### Directions
Could you copy all of the records below exactly as they appear?

Dataset rows describing interfaces:
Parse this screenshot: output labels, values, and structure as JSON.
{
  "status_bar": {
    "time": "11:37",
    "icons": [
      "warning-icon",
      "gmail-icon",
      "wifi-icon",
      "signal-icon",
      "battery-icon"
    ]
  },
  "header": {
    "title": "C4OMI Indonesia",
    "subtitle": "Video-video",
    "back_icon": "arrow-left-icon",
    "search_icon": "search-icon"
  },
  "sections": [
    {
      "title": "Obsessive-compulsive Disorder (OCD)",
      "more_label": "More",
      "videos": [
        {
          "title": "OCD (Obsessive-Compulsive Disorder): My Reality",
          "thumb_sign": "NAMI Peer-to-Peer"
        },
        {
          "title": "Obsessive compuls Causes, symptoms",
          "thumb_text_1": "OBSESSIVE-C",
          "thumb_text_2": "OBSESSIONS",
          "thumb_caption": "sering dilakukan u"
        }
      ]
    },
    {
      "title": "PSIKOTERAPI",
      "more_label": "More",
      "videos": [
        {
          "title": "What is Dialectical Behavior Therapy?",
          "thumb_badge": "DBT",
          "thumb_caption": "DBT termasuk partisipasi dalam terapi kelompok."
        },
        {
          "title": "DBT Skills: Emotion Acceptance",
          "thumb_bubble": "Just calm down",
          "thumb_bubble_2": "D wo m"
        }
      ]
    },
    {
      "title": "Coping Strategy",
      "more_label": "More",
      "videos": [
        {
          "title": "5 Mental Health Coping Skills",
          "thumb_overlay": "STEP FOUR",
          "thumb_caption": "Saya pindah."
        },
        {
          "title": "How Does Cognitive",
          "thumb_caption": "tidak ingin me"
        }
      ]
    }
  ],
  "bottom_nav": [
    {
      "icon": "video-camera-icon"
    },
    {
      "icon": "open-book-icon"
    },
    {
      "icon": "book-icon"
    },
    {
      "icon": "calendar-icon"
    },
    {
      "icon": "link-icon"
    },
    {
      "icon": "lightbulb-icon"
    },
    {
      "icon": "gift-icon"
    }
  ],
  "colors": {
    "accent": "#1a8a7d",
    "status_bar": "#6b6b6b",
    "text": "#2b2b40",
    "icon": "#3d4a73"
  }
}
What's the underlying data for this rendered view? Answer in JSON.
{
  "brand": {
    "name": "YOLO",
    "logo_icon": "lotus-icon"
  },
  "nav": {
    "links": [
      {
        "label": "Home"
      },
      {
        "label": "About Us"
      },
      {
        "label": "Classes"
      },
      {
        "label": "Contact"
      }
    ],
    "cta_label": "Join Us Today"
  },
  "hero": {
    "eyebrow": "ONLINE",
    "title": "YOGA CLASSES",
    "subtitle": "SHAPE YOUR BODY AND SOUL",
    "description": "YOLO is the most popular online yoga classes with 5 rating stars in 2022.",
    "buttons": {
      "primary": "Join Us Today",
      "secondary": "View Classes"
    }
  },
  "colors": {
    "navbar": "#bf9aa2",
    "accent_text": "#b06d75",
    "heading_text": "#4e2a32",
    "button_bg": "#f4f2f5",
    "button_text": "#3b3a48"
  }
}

### Response area
Parse this screenshot: output labels, values, and structure as JSON.
{
  "status_bar": {
    "time": "11:37",
    "icons": [
      "warning-icon",
      "gmail-icon",
      "wifi-icon",
      "signal-icon",
      "battery-icon"
    ]
  },
  "header": {
    "title": "C4OMI Indonesia",
    "subtitle": "Video-video",
    "back_icon": "arrow-left-icon",
    "search_icon": "search-icon"
  },
  "sections": [
    {
      "title": "Obsessive-compulsive Disorder (OCD)",
      "more_label": "More",
      "videos": [
        {
          "title": "OCD (Obsessive-Compulsive Disorder): My Reality",
          "thumb_sign": "NAMI Peer-to-Peer"
        },
        {
          "title": "Obsessive compuls Causes, symptoms",
          "thumb_text_1": "OBSESSIVE-C",
          "thumb_text_2": "OBSESSIONS",
          "thumb_caption": "sering dilakukan u"
        }
      ]
    },
    {
      "title": "PSIKOTERAPI",
      "more_label": "More",
      "videos": [
        {
          "title": "What is Dialectical Behavior Therapy?",
          "thumb_badge": "DBT",
          "thumb_caption": "DBT termasuk partisipasi dalam terapi kelompok."
        },
        {
          "title": "DBT Skills: Emotion Acceptance",
          "thumb_bubble": "Just calm down",
          "thumb_bubble_2": "D wo m"
        }
      ]
    },
    {
      "title": "Coping Strategy",
      "more_label": "More",
      "videos": [
        {
          "title": "5 Mental Health Coping Skills",
          "thumb_overlay": "STEP FOUR",
          "thumb_caption": "Saya pindah."
        },
        {
          "title": "How Does Cognitive",
          "thumb_caption": "tidak ingin me"
        }
      ]
    }
  ],
  "bottom_nav": [
    {
      "icon": "video-camera-icon"
    },
    {
      "icon": "open-book-icon"
    },
    {
      "icon": "book-icon"
    },
    {
      "icon": "calendar-icon"
    },
    {
      "icon": "link-icon"
    },
    {
      "icon": "lightbulb-icon"
    },
    {
      "icon": "gift-icon"
    }
  ],
  "colors": {
    "accent": "#1a8a7d",
    "status_bar": "#6b6b6b",
    "text": "#2b2b40",
    "icon": "#3d4a73"
  }
}
What's the underlying data for this rendered view? Answer in JSON.
{
  "brand": {
    "name": "YOLO",
    "logo_icon": "lotus-icon"
  },
  "nav": {
    "links": [
      {
        "label": "Home"
      },
      {
        "label": "About Us"
      },
      {
        "label": "Classes"
      },
      {
        "label": "Contact"
      }
    ],
    "cta_label": "Join Us Today"
  },
  "hero": {
    "eyebrow": "ONLINE",
    "title": "YOGA CLASSES",
    "subtitle": "SHAPE YOUR BODY AND SOUL",
    "description": "YOLO is the most popular online yoga classes with 5 rating stars in 2022.",
    "buttons": {
      "primary": "Join Us Today",
      "secondary": "View Classes"
    }
  },
  "colors": {
    "navbar": "#bf9aa2",
    "accent_text": "#b06d75",
    "heading_text": "#4e2a32",
    "button_bg": "#f4f2f5",
    "button_text": "#3b3a48"
  }
}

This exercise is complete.